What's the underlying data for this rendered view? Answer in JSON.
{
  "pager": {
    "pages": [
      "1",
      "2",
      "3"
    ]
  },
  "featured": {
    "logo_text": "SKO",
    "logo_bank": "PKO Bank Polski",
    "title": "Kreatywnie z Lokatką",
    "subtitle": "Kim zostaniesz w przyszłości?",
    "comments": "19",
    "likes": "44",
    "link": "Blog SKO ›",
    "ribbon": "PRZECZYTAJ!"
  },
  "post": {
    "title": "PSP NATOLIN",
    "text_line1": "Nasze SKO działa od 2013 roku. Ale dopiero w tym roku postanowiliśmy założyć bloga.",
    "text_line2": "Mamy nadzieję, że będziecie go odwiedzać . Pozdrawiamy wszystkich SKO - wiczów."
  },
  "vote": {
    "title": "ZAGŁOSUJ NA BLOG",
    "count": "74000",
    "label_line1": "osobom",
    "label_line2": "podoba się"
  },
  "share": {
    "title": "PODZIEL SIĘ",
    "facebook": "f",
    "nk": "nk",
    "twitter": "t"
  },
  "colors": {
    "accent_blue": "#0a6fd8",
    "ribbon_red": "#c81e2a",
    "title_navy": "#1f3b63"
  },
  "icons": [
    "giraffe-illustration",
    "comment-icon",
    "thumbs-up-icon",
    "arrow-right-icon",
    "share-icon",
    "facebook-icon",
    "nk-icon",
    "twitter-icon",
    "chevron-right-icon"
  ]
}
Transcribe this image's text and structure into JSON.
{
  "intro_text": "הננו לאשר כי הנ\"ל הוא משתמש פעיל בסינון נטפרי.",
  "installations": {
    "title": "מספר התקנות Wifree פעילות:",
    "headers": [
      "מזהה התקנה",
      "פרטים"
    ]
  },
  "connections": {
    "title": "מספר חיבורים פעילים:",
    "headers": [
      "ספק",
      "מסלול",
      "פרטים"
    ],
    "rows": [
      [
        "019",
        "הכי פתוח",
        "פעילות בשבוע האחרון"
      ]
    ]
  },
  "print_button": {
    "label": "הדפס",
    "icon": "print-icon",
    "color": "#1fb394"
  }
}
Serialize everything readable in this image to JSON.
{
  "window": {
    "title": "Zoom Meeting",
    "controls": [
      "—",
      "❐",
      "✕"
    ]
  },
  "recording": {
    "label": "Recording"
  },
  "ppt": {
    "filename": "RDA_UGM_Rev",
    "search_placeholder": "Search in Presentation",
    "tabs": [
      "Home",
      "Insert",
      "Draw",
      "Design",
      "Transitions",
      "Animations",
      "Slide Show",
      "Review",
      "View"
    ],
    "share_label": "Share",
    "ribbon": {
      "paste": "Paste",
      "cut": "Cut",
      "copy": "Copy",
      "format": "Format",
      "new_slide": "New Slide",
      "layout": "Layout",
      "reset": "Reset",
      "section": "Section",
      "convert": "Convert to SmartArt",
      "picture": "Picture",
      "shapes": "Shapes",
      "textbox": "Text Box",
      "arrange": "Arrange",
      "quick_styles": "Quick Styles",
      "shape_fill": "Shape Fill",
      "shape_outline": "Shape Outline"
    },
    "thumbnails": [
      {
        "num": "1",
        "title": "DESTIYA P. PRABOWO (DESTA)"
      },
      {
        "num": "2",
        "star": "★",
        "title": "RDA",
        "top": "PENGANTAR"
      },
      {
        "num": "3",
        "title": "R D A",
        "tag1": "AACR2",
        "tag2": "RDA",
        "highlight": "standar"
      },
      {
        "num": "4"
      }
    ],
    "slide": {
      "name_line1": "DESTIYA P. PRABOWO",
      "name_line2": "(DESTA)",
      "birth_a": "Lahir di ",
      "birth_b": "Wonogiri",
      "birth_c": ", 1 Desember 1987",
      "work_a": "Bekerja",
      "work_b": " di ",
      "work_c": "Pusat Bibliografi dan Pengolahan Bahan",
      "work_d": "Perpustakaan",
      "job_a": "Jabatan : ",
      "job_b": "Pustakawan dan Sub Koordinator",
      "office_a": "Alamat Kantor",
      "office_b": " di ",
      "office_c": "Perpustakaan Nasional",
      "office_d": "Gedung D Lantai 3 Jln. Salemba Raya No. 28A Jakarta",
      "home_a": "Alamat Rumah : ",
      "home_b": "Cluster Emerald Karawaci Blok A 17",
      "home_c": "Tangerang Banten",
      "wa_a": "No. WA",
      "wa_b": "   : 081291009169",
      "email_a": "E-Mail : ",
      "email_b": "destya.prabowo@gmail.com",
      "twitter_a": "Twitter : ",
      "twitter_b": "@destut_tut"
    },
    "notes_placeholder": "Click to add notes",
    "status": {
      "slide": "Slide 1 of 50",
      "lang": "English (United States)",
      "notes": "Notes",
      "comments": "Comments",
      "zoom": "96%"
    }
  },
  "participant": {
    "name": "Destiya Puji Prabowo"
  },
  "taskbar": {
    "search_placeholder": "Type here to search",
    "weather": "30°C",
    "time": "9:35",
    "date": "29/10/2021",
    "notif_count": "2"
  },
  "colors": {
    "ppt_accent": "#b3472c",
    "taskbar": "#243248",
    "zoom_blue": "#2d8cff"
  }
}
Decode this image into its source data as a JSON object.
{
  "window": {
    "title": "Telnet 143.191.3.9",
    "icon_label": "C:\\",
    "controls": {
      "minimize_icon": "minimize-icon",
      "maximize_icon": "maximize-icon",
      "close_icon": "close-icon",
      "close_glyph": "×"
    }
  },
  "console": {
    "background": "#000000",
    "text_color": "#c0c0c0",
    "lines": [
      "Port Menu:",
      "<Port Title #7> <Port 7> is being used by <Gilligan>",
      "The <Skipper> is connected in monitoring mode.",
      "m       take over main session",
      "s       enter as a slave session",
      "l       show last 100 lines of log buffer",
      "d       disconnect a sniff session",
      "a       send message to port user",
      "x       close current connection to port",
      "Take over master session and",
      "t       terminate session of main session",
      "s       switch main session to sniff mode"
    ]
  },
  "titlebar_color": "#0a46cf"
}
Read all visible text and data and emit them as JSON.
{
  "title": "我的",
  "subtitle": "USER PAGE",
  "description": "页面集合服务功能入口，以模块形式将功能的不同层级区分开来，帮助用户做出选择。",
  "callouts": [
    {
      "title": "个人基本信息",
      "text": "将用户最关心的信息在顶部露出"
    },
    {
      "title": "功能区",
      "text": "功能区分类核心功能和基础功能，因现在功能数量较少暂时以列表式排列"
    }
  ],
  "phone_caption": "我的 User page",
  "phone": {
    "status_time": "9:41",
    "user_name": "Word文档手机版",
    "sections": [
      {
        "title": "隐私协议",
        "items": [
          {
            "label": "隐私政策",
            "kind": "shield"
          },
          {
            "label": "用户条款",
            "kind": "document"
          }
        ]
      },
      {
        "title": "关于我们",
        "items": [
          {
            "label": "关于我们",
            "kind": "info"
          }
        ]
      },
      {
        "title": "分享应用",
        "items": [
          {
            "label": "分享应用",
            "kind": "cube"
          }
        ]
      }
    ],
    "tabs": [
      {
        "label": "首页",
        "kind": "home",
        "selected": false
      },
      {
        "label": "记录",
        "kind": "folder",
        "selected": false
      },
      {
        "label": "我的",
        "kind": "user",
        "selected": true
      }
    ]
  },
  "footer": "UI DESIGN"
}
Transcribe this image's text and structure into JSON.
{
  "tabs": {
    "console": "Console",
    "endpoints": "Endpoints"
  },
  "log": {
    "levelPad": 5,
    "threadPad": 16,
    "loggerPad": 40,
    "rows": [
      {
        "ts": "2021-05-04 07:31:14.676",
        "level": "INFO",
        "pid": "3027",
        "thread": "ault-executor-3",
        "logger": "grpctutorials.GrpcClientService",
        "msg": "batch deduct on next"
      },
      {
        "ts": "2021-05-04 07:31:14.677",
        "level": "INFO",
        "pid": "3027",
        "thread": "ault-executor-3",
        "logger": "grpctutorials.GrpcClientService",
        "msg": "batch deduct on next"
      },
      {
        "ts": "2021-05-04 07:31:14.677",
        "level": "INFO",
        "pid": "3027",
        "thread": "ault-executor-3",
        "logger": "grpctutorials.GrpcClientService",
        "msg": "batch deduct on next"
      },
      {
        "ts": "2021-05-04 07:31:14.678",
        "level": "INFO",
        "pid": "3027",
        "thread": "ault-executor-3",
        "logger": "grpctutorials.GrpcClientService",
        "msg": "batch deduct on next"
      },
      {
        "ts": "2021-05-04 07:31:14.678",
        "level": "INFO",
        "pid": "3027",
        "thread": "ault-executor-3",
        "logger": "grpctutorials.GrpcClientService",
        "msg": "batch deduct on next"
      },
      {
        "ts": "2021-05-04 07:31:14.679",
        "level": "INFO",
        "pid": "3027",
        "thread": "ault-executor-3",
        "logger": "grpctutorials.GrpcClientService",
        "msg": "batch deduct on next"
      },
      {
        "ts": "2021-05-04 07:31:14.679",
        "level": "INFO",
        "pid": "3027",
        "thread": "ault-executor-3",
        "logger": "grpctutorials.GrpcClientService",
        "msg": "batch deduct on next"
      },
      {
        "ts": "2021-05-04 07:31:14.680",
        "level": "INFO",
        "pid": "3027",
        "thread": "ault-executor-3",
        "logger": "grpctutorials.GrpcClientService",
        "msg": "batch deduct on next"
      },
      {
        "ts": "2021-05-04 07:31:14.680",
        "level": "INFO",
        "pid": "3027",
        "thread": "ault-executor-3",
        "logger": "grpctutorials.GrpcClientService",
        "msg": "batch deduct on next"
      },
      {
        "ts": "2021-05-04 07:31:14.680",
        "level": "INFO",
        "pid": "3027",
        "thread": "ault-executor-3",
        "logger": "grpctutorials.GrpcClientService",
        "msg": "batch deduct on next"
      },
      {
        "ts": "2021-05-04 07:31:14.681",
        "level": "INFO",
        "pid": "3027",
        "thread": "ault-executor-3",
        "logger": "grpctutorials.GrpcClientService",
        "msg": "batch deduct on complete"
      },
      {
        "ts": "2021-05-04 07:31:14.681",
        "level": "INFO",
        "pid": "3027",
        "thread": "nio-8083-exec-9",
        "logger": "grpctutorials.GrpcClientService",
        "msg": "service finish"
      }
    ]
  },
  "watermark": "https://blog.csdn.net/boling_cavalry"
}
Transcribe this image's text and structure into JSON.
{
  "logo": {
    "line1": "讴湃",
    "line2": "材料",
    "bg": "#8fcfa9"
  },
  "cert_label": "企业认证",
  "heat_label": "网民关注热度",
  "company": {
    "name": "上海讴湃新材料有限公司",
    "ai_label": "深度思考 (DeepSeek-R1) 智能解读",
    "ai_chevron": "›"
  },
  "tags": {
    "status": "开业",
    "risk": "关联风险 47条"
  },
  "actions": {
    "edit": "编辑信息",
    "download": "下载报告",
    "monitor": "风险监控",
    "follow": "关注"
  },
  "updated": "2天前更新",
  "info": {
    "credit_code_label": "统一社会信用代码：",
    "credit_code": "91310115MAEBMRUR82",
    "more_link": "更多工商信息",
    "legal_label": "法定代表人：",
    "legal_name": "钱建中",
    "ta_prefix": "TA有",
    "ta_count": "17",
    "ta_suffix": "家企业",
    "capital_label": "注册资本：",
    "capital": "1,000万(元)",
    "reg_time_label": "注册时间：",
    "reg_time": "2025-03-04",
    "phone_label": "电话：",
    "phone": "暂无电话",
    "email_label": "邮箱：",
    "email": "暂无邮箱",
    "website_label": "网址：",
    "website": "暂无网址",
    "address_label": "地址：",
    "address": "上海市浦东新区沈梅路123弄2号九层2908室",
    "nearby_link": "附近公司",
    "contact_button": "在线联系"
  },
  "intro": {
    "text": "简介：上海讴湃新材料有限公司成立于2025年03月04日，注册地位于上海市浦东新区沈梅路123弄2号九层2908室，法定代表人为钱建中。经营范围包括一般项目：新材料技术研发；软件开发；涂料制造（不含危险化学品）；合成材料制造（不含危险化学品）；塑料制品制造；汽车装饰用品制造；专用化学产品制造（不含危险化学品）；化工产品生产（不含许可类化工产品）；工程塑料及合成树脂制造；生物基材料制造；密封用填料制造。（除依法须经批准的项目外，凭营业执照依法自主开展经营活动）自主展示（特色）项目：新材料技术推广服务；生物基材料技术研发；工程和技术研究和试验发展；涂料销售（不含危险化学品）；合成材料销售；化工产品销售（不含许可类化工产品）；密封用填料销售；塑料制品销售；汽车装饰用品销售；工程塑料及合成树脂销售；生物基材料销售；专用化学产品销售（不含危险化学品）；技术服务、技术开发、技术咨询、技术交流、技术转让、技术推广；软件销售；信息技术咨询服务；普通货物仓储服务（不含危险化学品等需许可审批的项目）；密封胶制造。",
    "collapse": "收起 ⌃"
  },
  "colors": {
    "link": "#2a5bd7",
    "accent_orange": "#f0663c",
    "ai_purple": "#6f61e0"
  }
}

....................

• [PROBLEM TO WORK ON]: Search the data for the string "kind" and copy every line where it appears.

• [TASK OUTPUT]:
            "kind": "shield"
            "kind": "document"
            "kind": "info"
            "kind": "cube"
        "kind": "home",
        "kind": "folder",
        "kind": "user",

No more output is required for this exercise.